To answer that question, I’ll recall some more history. In Mosaic law, as we all know, women were slightly better than slaves. They had no property rights. In Roman law, women were completely dependent on male relations for all legal matters, and when they were married, it was a matter of purchase between two families.
Here, we can ask a pointed question. Do women have the right to be angry that they’re not making as much as men in the workplace? After all, they can vote, own property, divorce their husband, sue him for child support and alimony, and live quite happily on their own. This country is one of the best places in the world to be a woman! What right do women have to be angry?
If your skin prickled a little bit when you read the previous paragraph, good for you. You’re halfway to understanding why atheists have a right to be mad. The reason women still have a right to be mad is that things are still not equal. They have no obligation to remain silent simply because they have it better than someone who lived a hundred, or a thousand years ago. The reason women have it better now is that people were angry all through history, and made small gains here and there over many generations. Without the fuel of anger, women would still be property, and wouldn’t even have the opportunity to be mad about making less money in the workplace.
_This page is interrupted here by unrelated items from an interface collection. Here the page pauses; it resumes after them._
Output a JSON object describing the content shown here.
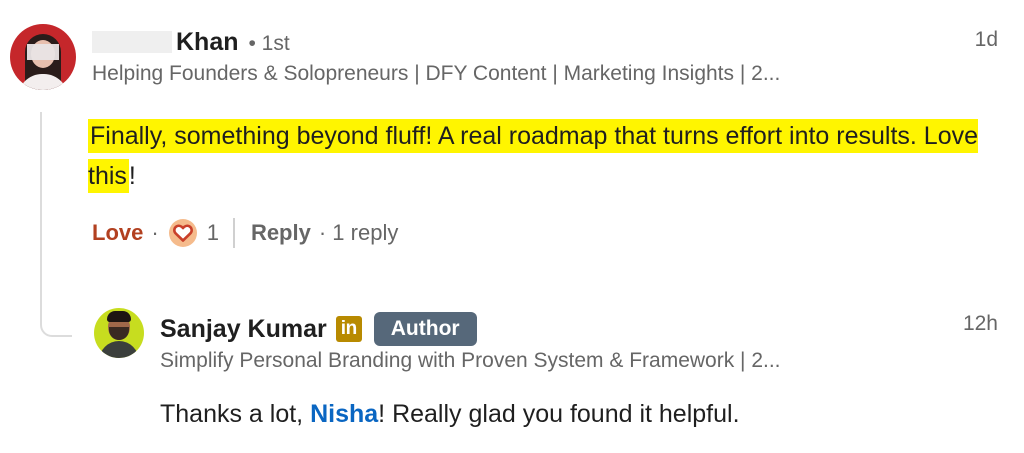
{
  "comment": {
    "author_last_name": "Khan",
    "degree": "• 1st",
    "time": "1d",
    "headline": "Helping Founders & Solopreneurs | DFY Content | Marketing Insights | 2...",
    "text_main": "Finally, something beyond fluff! A real roadmap that turns effort into results. Love this",
    "text_end": "!",
    "actions": {
      "reaction_label": "Love",
      "separator": "·",
      "reaction_icon": "heart-icon",
      "reaction_count": "1",
      "reply_label": "Reply",
      "replies_text": "· 1 reply"
    }
  },
  "reply": {
    "author_name": "Sanjay Kumar",
    "linkedin_badge": "in",
    "author_badge": "Author",
    "time": "12h",
    "headline": "Simplify Personal Branding with Proven System & Framework | 2...",
    "text_before": "Thanks a lot, ",
    "mention": "Nisha",
    "text_after": "! Really glad you found it helpful."
  },
  "colors": {
    "highlight": "#fff500",
    "love_red": "#b24020",
    "mention_blue": "#0a66c2",
    "author_badge_bg": "#56687a",
    "linkedin_gold": "#b88a00"
  }
}
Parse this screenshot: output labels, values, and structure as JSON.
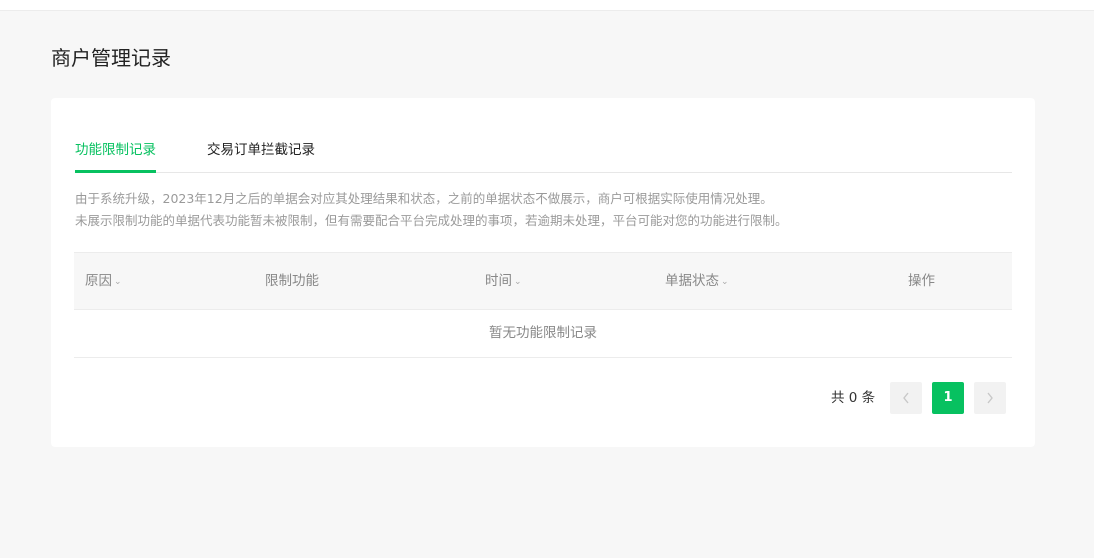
{
  "page": {
    "title": "商户管理记录"
  },
  "tabs": [
    {
      "label": "功能限制记录",
      "active": true
    },
    {
      "label": "交易订单拦截记录",
      "active": false
    }
  ],
  "notice": {
    "line1": "由于系统升级，2023年12月之后的单据会对应其处理结果和状态，之前的单据状态不做展示，商户可根据实际使用情况处理。",
    "line2": "未展示限制功能的单据代表功能暂未被限制，但有需要配合平台完成处理的事项，若逾期未处理，平台可能对您的功能进行限制。"
  },
  "table": {
    "columns": [
      {
        "label": "原因",
        "sortable": true
      },
      {
        "label": "限制功能",
        "sortable": false
      },
      {
        "label": "时间",
        "sortable": true
      },
      {
        "label": "单据状态",
        "sortable": true
      },
      {
        "label": "操作",
        "sortable": false
      }
    ],
    "empty_text": "暂无功能限制记录"
  },
  "pagination": {
    "total_text": "共 0 条",
    "current_page": "1"
  },
  "colors": {
    "accent": "#07c160",
    "background": "#f7f7f7",
    "muted_text": "#9a9a9a"
  },
  "icons": {
    "sort": "chevron-down-icon",
    "prev": "chevron-left-icon",
    "next": "chevron-right-icon"
  }
}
So, what about us atheists? Do we have a right to be mad? Actually, yes. Did you know we’ve had atheist presidents? We have. I’ll let you do your own homework on this, but it might surprise you to learn that many of the leaders of the U.S. throughout history have been openly atheist. Is this possible today? One congressman in California recently admitted to being atheist, and it caused a nationwide stir! It remains to be seen whether he’ll be reelected. To be sure, he’ll be attacked for being godless and amoral when election time comes around.
Until the McCarthy Era, the pledge of allegiance didn’t have the word “God.” Money didn’t have “In God We Trust.” Until the 70s, Christians were not actively involved in politics for the purpose of legislating religious values. Clearly, America is more theist than it used to be, at least politically. So, are things getting better for atheists? I dare say they’re not. Unlike women, our situation is not improving. We are not being afforded more respect. Rather, we are being legislatively pushed farther into the margins where we have been quietly lurking for sixty years since the Red Scare.
To bring things back around, recall my comment about my atheist friends and I sitting around having beers and laughs. This is a good picture for you to hold in your mind’s eye when you think of me, or any other atheist. This is what we want. We don’t like being angry any more than women who’d like to be paid more. I’m sure all the angry feminists would rather things were better for women so they wouldn’t have to be angry anymore. It’s the same with atheists. If we were a bit less hated, vilified, and marginalized, it would be a lot easier for us to be in the presence of theists and not get angry.
Why are atheists so angry? Because things could be better, and we don’t like being marginalized.